Follow-up on Bilingual, and specifically Spanish, Podcasts
At the opening “provocation talks” event at the Third Coast Festival last night, Martina Castro — founder and CEO of the relatively new Adonde Media, a bilingual podcast production company — argued for the value of adapting and producing episodes for multiple languages, anchoring the argument in how such acts deepen the relationship with new audience communities for whom English are their first language. (Like me, for example.) She pointed to a few examples of such attempts, and they serve as a pretty good addendum to the Spanish gabfest piece I led the newsletter with this week. They include:
- Eleanor McDowall’s Radio Atlas, which engages in the work of aurally “subtitling” non-English audio documentaries from around the world. Melody Joy Kramer profiled the site for Poynter a while ago, and I wrote about McDowall’s thoughts on translation this time last year.
- KCRW’s stab at a Spanish “audionovela” called Sangre Celestial, which was also released in English as Celestial Blood.
- A fun 2014 experiment by Radiolab translating their “Unraveling Bolero” episode into Spanish, which was produced by Alberto Ferreras and Walyce Almeida.

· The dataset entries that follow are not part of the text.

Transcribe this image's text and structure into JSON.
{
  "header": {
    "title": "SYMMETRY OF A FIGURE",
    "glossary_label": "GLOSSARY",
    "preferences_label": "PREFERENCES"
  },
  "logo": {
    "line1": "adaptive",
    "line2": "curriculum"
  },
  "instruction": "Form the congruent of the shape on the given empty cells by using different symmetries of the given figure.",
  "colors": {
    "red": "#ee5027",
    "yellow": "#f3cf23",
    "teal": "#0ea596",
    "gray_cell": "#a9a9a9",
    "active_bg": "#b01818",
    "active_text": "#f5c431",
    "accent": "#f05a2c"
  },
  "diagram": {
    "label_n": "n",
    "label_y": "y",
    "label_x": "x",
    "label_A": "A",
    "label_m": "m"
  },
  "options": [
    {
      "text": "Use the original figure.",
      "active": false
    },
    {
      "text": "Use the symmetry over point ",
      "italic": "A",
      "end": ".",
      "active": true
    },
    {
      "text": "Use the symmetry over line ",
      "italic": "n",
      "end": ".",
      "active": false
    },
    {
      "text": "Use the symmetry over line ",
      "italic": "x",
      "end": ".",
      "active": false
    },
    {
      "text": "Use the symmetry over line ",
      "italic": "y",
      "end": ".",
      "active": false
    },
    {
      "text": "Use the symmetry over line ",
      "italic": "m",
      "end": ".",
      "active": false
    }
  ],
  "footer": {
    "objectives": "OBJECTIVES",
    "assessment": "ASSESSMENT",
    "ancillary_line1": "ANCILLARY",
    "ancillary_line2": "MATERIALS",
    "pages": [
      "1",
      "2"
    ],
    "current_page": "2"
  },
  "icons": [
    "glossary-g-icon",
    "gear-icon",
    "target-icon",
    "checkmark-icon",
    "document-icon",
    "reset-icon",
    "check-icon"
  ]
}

Very cool. As a side note, some readers were absolutely fascinated to hear about June Thomas’ findings about advertisers, almost expressing a sense of disbelief. Responding to those emails, it occurred to me: I know almost nothing about the history and current state of non-English digital advertising as a system, and I don’t quite know where to begin looking up credible information. Any thoughts?
Podcast advertisers — they’re a super interesting bunch, from growing big enough to sponsor the Knicks jersey to strong-arming mattress bloggers into oblivion. So interesting, in fact, that I think it’s worth trying to test out a new Hot Pod Extra feature that runs up stories and keep tabs on prominent advertisers in the space.
- Blue Apron’s stock price has plummeted to a record low after the CEO’s comments about margin concerns for its new fulfillment center. (Bloomberg)
- Casper is shuttering its branded digital site, Van Winkle, in favor of launching a new print magazine called Woolly. The company hired McSweeney’s to help produce the magazine, and it will be headed up by former New York Post editor John DeVore. Check the quote from Casper VP of Comms and Brand Engagement, Lindsay Kaplan: “This isn’t traditional content marketing; there are no ads for Casper… It’s not about building a revenue stream either. It’s really about owning the conversation around wellness and health.” Huh. (WSJ)